“But most days, when I heard those words, it took everything I had not to crumple, not to see my fingers locking the bedroom window over and over, the click of the latch echoing in my head.”
I have always wondered what it would be like to have a sister. My imaginations were of a romanticized kind; of late night gossip and giggles, secrets shared under the blanket of darkness. However, all these wonderful images are only one part of the story. For Sylvie in Megan Collins’ The Winter Sister, being her sister’s secret keeper might have led to her death.

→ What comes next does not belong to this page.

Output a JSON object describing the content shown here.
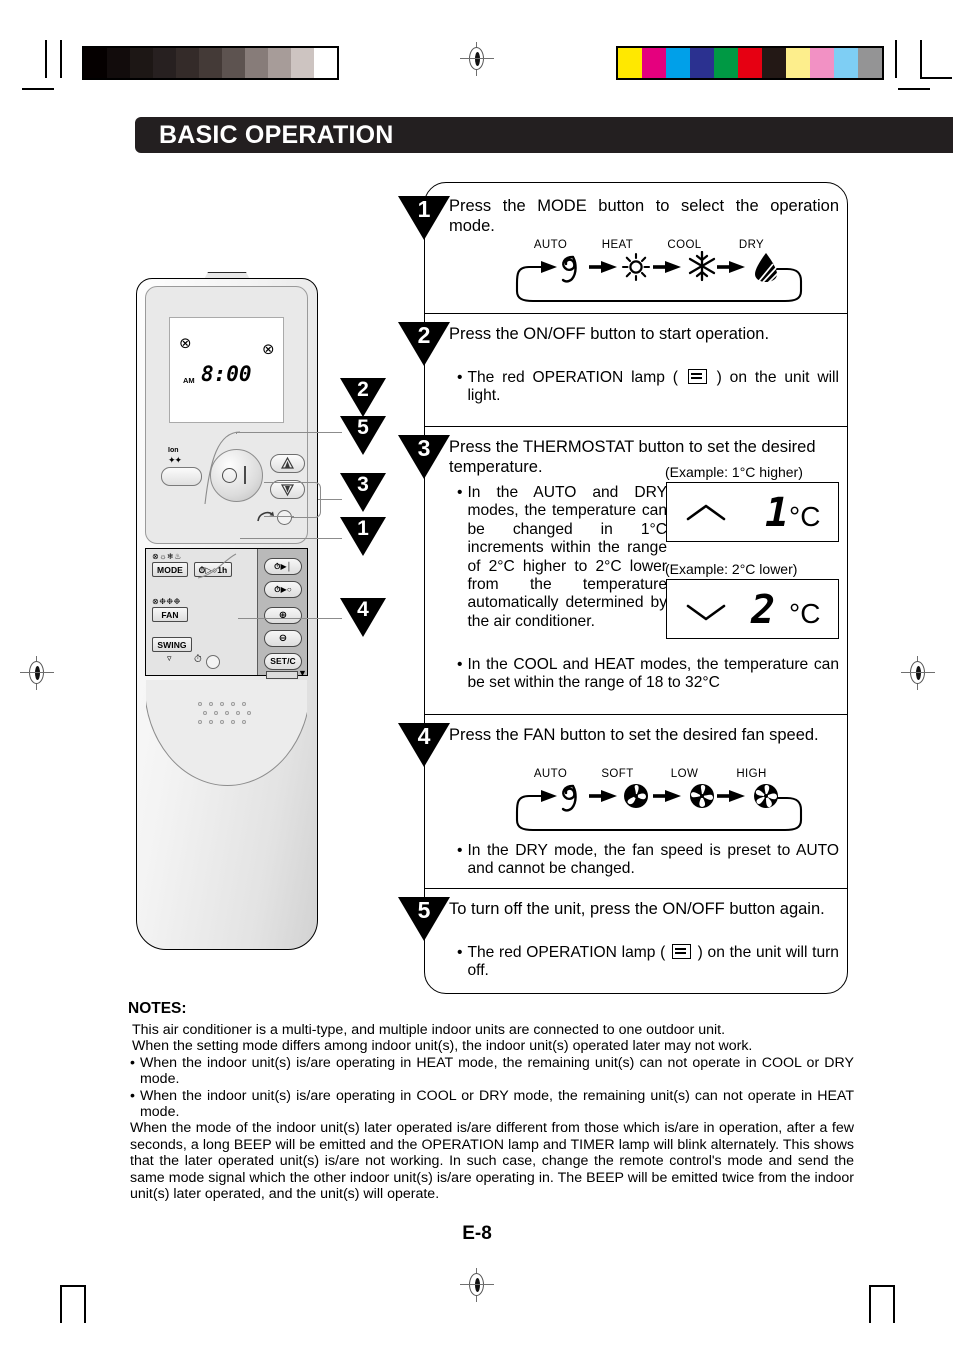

Wanting to save her sister Persephone from an abusive boyfriend, Sylvie locks the window that she uses to sneak her way back into the house. The plan was for her to be forced to use the main door, to be found out in her secret relationship, which would cause it to end. But things don’t pan out the way Sylvie hopes. She never sees her sister alive again, and Persephone’s murder is like a tornado that spun itself silly in their family home. It rips apart all these familial relationships, spinning Sylvie’s mother Annie into the comfort of the bottle, leaving Sylvie with a barely functioning mother, no sister, and never able to outrun this moment despite her fervent attempts.
Collins’ prose is so visually stirring that it fills my mind like a well-laboured canvas, which is apt considering Sylvie’s role as an artist. The recurring images of red and snow root me to the snapshot of Persephone’s dead body, refusing to let me forget her, even as I dance in the midst of stars and constellations. Sylvie used to paint over her sister’s bruises, bruises she seemed to sport every time she returned home from a date with the boyfriend. But Persephone’s death is something she can’t paint over. Now, years later at age 30, Sylvie finds herself moving back home to take care of her ailing mother.
“What does a mother feel in her bones when her daughter stops breathing?”
It is fascinating to see a mother like Annie who subverts all maternal expectations. Her children are conceived from flings she never speaks of (though we discover there is more to this later on), and she allows herself to be submerged in the black hole of her grief. There is no attempt to be strong for her remaining daughter and even upon Sylvie’s return, her mom is as unreadable as ever. In a way, Annie’s reading of Wuthering Heights feels very symbolic, seeing as how the way she loves is so madly intense – “like [her] bones are filled with light”. She is not the only one who loves this way; everyone seems to be equally touched by the fervour and desperation of needing to hold on tight to someone, despite the pain and hurt felt in the process.
Sylvie seeks to unpeel the layers, to uncover who her mother was before her Dark days – a phrase Sylvie and Persephone coined because of their mother’s ‘dark’ behaviour on the 15th of every month. It becomes apparent that with each step she takes into her mother’s past, the closer she gets to unravelling the mystery of Persephone’s murder. Collins takes her time to frame the pieces together, so her novel becomes more than just a simple ‘whodunit’. It is a fascinating exploration into the dynamic of female relationships, between sisters, mother and daughters, aunt and niece. However, because of its focus, the men who feature in the story exist in shadows or disappear into the void. They are barely present, and when they are, there really isn’t anything redeeming about them (with the exception of a single character) – definitely nothing to write home about. Regardless, The Winter Sister is a cold, horrific treat, a tad reminiscent of Gillian Flynn’s Dark Places, but for the most part, Collins’ crafts a niche all her own. This book is for you if murder mysteries or family dramas are your thing, or if you enjoy beautiful prose. Collins’ debut is a contemporary novel with bold, literary strokes – in other words, a rare find.